When Allison Stroebele from Pure Technologies was looking for a resource management tool, she said, “We needed a better way to schedule a project so that we could see who would be involved and what equipment would be in use. Especially when teams were coming from three different offices nationwide and equipment was being shipped from anywhere in the country.”
Implementing a tool that provided them an overview of all those variables Allison and the management team at Pure Technologies saw efficiency increases almost immediately. “We’re more efficient in our jobs. We can track at least 80 pieces of equipment now as well, which wasn’t practical previously. As soon as we started using Ganttic, our tool support people said, ‘This is awesome, we can track every single piece of equipment. We can keep track of where everything is in real-time.’ So it gives everybody better visibility on where equipment and technicians are and what they’re doing.”
Read the full case study of how Pure Technologies is using Ganttic.
Better resource management and thus better visibility will increase efficiency.
3. The Transparency
Through resource management, every (human) resource is able to view what’s been planned for them. Every project manager can see how resources are allocated. Which means planning is transparent both ways. And transparency is to planning what flour is to bread. Without it, it’s just baking soda and salt. And who likes that?
Why do you need it to be transparent?
There are both practical and more theoretical reasons why you’d want your resource management process to be transparent.
Misunderstandings are unavoidable if you are working in an organization where several project managers are scheduling resources but there is no central tool with multi-user access and live updates. Resources will get overbooked. Task statuses will be changed over and over again. Resource reallocation will result in endless email threads and vital information going missing. Stakeholder communication is a mess since you can never be sure that the spreadsheet you are sending over is the one with all of the vital information.
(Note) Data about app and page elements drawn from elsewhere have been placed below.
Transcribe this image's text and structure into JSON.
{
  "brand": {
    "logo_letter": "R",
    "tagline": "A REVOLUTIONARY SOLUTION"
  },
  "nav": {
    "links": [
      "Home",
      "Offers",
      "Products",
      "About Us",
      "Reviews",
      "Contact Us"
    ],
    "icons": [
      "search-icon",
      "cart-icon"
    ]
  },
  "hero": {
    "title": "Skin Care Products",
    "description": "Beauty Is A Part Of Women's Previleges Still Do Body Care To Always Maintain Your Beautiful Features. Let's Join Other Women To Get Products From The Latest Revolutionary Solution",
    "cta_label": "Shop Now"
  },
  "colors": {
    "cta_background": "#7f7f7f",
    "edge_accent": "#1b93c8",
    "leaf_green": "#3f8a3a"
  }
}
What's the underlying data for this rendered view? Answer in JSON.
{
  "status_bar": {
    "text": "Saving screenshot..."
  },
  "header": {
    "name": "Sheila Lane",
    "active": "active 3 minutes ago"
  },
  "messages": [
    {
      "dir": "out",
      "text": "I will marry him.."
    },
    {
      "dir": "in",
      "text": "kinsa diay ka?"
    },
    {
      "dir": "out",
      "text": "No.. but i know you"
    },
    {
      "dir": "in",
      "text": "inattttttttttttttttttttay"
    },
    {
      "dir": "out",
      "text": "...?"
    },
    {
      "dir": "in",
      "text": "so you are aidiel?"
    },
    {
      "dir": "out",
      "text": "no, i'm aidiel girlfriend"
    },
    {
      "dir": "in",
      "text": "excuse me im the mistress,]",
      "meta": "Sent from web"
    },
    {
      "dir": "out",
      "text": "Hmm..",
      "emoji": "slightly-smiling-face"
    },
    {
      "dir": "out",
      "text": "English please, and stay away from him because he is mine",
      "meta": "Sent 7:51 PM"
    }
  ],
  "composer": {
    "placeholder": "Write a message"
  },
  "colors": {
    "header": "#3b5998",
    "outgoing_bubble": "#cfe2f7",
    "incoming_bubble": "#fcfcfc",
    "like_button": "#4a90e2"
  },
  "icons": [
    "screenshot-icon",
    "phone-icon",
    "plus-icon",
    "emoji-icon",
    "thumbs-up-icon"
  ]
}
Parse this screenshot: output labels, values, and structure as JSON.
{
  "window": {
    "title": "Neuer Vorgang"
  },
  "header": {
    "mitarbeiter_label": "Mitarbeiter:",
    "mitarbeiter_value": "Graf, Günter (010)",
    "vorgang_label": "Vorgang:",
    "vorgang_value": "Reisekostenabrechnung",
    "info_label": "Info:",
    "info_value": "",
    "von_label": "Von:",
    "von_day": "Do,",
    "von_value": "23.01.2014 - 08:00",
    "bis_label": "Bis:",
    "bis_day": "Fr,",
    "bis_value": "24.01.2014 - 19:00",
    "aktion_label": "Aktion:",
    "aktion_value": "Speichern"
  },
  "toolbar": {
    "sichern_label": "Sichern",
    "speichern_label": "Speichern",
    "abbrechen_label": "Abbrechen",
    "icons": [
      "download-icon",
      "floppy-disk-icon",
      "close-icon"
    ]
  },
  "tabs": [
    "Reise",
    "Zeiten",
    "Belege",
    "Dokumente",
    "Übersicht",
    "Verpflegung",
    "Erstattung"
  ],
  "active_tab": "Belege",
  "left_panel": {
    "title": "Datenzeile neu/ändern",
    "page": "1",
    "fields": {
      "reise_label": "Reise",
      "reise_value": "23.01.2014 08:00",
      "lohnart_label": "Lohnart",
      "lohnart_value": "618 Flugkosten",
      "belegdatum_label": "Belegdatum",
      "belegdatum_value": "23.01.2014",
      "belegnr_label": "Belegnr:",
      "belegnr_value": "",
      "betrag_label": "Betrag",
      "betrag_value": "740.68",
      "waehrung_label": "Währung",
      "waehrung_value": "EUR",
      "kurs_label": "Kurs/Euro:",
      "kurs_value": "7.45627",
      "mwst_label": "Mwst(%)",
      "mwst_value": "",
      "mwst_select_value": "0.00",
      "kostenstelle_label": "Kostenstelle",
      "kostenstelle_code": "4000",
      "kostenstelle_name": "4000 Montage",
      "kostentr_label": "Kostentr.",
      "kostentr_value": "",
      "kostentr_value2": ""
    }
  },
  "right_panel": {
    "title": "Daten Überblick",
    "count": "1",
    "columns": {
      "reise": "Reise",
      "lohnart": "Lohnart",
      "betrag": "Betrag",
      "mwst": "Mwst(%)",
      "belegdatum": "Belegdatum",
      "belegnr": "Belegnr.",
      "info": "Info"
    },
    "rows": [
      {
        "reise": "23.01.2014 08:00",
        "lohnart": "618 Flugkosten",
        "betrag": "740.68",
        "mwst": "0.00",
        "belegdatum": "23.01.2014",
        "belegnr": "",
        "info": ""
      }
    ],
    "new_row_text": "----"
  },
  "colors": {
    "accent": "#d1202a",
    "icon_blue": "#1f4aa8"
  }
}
Resource management and a central resource management tool will provide you transparency that’s going to help to avoid misunderstandings like that.
Robert Smoleski (Service Delivery Manager at Damovo Global Services) said "We use Ganttic to schedule resources for a number of projects (customer site visits). It's super easy to define the projects and add resources. The tool allows you to quickly get things going. Keeping the resource schedule information and ability to share it with customer brought the management of this area to next level. A lot less email/communication noise."
The other reason why you should aim for transparency is an engaged workforce that comes with it. Namely, transparent organizational communication has been found to drive employee engagement. Not only that, but there has also been found a link between organizational transparency, credibility, and organizational accountability.
When managers encourage more participative information sharing, employees feel more engaged with their work and their employer. Employee engagement is also higher when employees to have an adequate control over information acquisition and distribution.
Meaning that the transparency will create a workforce that actually cares about the work they do and the organization they work in. It will allow stakeholders to have trust in you since they can see what’s going on.